Part 1: Mechanism
Does bee relatedness make your head spin? Do you keep telling yourself that you should be able to do this because you have a biology degree? Do you have to teach undergraduates tomorrow? If any apply, then this blog post is for you.
Bee relatedness often baffles those of us with diploid brains. We see their relationships as exceptions, rather than results of rules. This post will explain why bees are related in seemingly strange ways.
Bees, along with the rest of Hymenoptera, have haplodiploid sex determination. The males are haploid and the females are diploid. Emphasize that the ploidy determines the sex, the same way that having an X and a Y chromosome determines a human is male.
2. Crossing Over/ Recombination
When a female produces gametes she does so the same way diploid organisms do. Crossing over occurs when her eggs are formed during prophase 1 of meiosis. Her unfertilized eggs are haploid. The genes of these eggs are not just one set of the female’s chromosomes but a product of genetic recombination of her two sets of chromosomes. The female is giving a randomized 50 percent of her genome.
Male bees produce sperm with their entire genome, as they are already haploid. All the sperm from an individual male bee are (ignoring mutations) identical to each other and to the male producing them.
A daughter is produced from a fertilized egg, which contains a recombined 50 percent of the maternal genome and 100 percent of the paternal genome.
A male is produced from an unfertilized egg. This egg is still produced by meiosis of the diploid mother’s chromosomes; this means that it is a recombined 50 percent of the maternal genome.
3. Recombination Drives Relatedness
The mother is 50 percent or 0.5 related to her sons, because she gave each son half of her genome. Her sons are 100 percent or 1.0 related to her, because each son’s entire genome came from her. Imagine a venture capitalist gives half her money to a company for a 100 percent equity stake. Her net wealth is only half determined by that company, but that company is entirely owned by her.

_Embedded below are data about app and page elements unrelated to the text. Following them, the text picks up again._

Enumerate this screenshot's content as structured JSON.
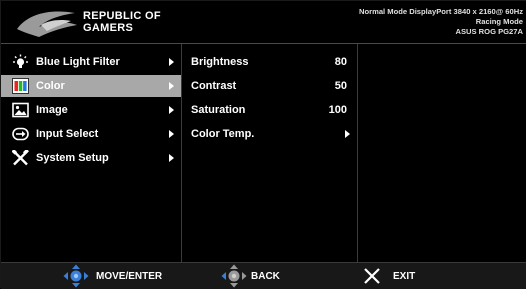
{
  "header": {
    "brand_line1": "REPUBLIC OF",
    "brand_line2": "GAMERS",
    "info_line1": "Normal Mode DisplayPort 3840 x 2160@ 60Hz",
    "info_line2": "Racing Mode",
    "info_line3": "ASUS ROG PG27A"
  },
  "main_menu": {
    "selected_index": 1,
    "items": [
      {
        "label": "Blue Light Filter",
        "icon": "bulb-icon"
      },
      {
        "label": "Color",
        "icon": "color-palette-icon"
      },
      {
        "label": "Image",
        "icon": "image-icon"
      },
      {
        "label": "Input Select",
        "icon": "input-select-icon"
      },
      {
        "label": "System Setup",
        "icon": "tools-icon"
      }
    ]
  },
  "submenu": {
    "items": [
      {
        "label": "Brightness",
        "value": "80"
      },
      {
        "label": "Contrast",
        "value": "50"
      },
      {
        "label": "Saturation",
        "value": "100"
      },
      {
        "label": "Color Temp.",
        "value": ""
      }
    ]
  },
  "footer": {
    "move_enter": "MOVE/ENTER",
    "back": "BACK",
    "exit": "EXIT"
  },
  "colors": {
    "selected_bg": "#a8a8a8",
    "dpad_blue": "#3b7fd6",
    "exit_x": "#ffffff"
  }
}
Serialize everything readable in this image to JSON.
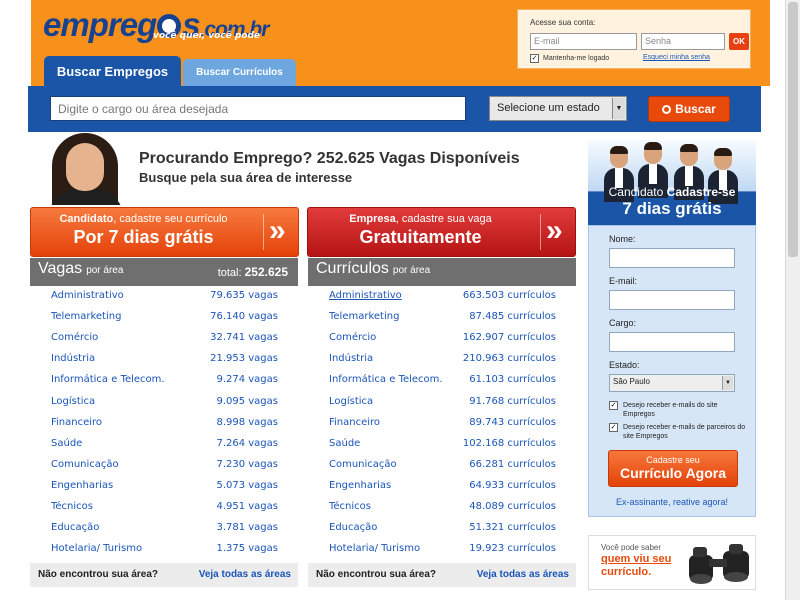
{
  "header": {
    "logo_main": "empregos",
    "logo_domain": ".com.br",
    "logo_tagline": "você quer, você pode"
  },
  "login": {
    "title": "Acesse sua conta:",
    "email_placeholder": "E-mail",
    "password_placeholder": "Senha",
    "ok_label": "OK",
    "keep_logged_label": "Mantenha-me logado",
    "forgot_label": "Esqueci minha senha"
  },
  "tabs": [
    {
      "label": "Buscar Empregos",
      "active": true
    },
    {
      "label": "Buscar Currículos",
      "active": false
    }
  ],
  "search": {
    "placeholder": "Digite o cargo ou área desejada",
    "state_select": "Selecione um estado",
    "button_label": "Buscar"
  },
  "hero": {
    "title": "Procurando Emprego? 252.625 Vagas Disponíveis",
    "subtitle": "Busque pela sua área de interesse"
  },
  "cta_candidate": {
    "line1_bold": "Candidato",
    "line1_rest": ", cadastre seu currículo",
    "line2": "Por 7 dias grátis",
    "chevron": "»"
  },
  "cta_company": {
    "line1_bold": "Empresa",
    "line1_rest": ", cadastre sua vaga",
    "line2": "Gratuitamente",
    "chevron": "»"
  },
  "jobs_panel": {
    "title": "Vagas",
    "subtitle": "por área",
    "total_label": "total:",
    "total_value": "252.625",
    "rows": [
      {
        "name": "Administrativo",
        "count": "79.635 vagas"
      },
      {
        "name": "Telemarketing",
        "count": "76.140 vagas"
      },
      {
        "name": "Comércio",
        "count": "32.741 vagas"
      },
      {
        "name": "Indústria",
        "count": "21.953 vagas"
      },
      {
        "name": "Informática e Telecom.",
        "count": "9.274 vagas"
      },
      {
        "name": "Logística",
        "count": "9.095 vagas"
      },
      {
        "name": "Financeiro",
        "count": "8.998 vagas"
      },
      {
        "name": "Saúde",
        "count": "7.264 vagas"
      },
      {
        "name": "Comunicação",
        "count": "7.230 vagas"
      },
      {
        "name": "Engenharias",
        "count": "5.073 vagas"
      },
      {
        "name": "Técnicos",
        "count": "4.951 vagas"
      },
      {
        "name": "Educação",
        "count": "3.781 vagas"
      },
      {
        "name": "Hotelaria/ Turismo",
        "count": "1.375 vagas"
      }
    ],
    "footer_question": "Não encontrou sua área?",
    "footer_link": "Veja todas as áreas"
  },
  "resumes_panel": {
    "title": "Currículos",
    "subtitle": "por área",
    "rows": [
      {
        "name": "Administrativo",
        "count": "663.503 currículos"
      },
      {
        "name": "Telemarketing",
        "count": "87.485 currículos"
      },
      {
        "name": "Comércio",
        "count": "162.907 currículos"
      },
      {
        "name": "Indústria",
        "count": "210.963 currículos"
      },
      {
        "name": "Informática e Telecom.",
        "count": "61.103 currículos"
      },
      {
        "name": "Logística",
        "count": "91.768 currículos"
      },
      {
        "name": "Financeiro",
        "count": "89.743 currículos"
      },
      {
        "name": "Saúde",
        "count": "102.168 currículos"
      },
      {
        "name": "Comunicação",
        "count": "66.281 currículos"
      },
      {
        "name": "Engenharias",
        "count": "64.933 currículos"
      },
      {
        "name": "Técnicos",
        "count": "48.089 currículos"
      },
      {
        "name": "Educação",
        "count": "51.321 currículos"
      },
      {
        "name": "Hotelaria/ Turismo",
        "count": "19.923 currículos"
      }
    ],
    "footer_question": "Não encontrou sua área?",
    "footer_link": "Veja todas as áreas"
  },
  "sidebar": {
    "banner_line1_normal": "Candidato",
    "banner_line1_bold": "Cadastre-se",
    "banner_line2": "7 dias grátis",
    "form": {
      "name_label": "Nome:",
      "email_label": "E-mail:",
      "role_label": "Cargo:",
      "state_label": "Estado:",
      "state_value": "São Paulo",
      "opt_in_1": "Desejo receber e-mails do site Empregos",
      "opt_in_2": "Desejo receber e-mails de parceiros do site Empregos",
      "submit_line1": "Cadastre seu",
      "submit_line2": "Currículo Agora",
      "reactivate": "Ex-assinante, reative agora!"
    },
    "ad": {
      "line1": "Você pode saber",
      "line2": "quem viu seu",
      "line3": "currículo."
    }
  },
  "colors": {
    "header_orange": "#f8901c",
    "brand_blue": "#1a55a8",
    "cta_orange": "#e4420a",
    "cta_red": "#b51414",
    "link_blue": "#1a55b8"
  }
}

Additionally, male bees do not have fathers, nor do they have sons. Pedigrees typically show the male bee as the father for the sons of the female, but this is inaccurate. I recommend redrawing the pedigree, or at least erasing that line. White boards are useful in this regard. You may alternatively draw a separate line emanating from the female. Check back for Part Two: Pedigrees.